Advocates of a free-floating exchange rate have argued that Macri’s best bet to bring dollars into the country would be to devalue the peso, which would encourage farmers to sell hoarded crops that they’ve withheld from markets as they await better prices and also fuel inflows from foreign investors and businesses.
“This is a significant and bold step toward the correction of the main price distortion currently affecting the economy, and more importantly toward the implementation of a sound, sustainable and credible policy framework,” Mauro Roca, a New York-based economist at Goldman Sachs Group Inc., wrote in a report.
On Monday, Macri scrapped taxes on beef, corn and wheat exports and reduced a tax on soybean exports. The country’s farmers are ready to ship an estimated $8 billion in stored crops, according to five farmers, analysts and exporters interviewed by Bloomberg after the election. A devaluation would further help farmers trying to sell abroad.
Morgan Stanley estimates that quick devaluation of the peso may lead inflation to accelerate to 35 percent in 2016. Economic growth, which has been largely stagnant the past four years, is expected to expand 0.6 percent in 2016 before jumping 3.6 percent the following year, according to the median estimate of 20 economists surveyed by Bloomberg.
The central bank on Tuesday raised yields on its shortest-maturity notes to as high as 38 percent in the first weekly auction overseen by bank President Federico Sturzenegger in a bid to stoke demand for peso assets.
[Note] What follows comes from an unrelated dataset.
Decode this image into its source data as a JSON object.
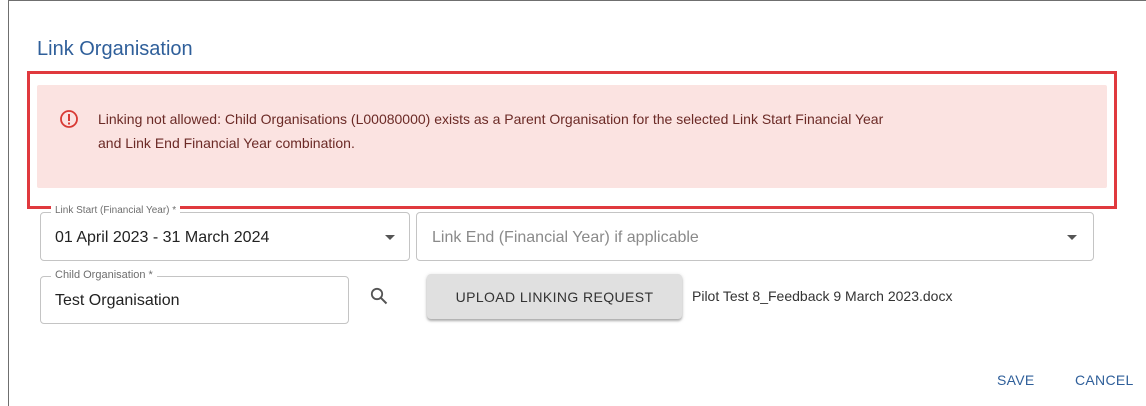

A benchmark deposit rate known as Badlar rose to 25.8 percent on Tuesday, the highest since April 2014.
“I think there is still room for further ARS weakness ahead, but Macri is making all the right moves to get the nation back on track from a medium-term viewpoint,” Win Thin, head of emerging-market strategy at New York-based Brown Brothers Harriman & Co., said in an e-mail. “Short-term, think there is a lot of pain still to be felt.”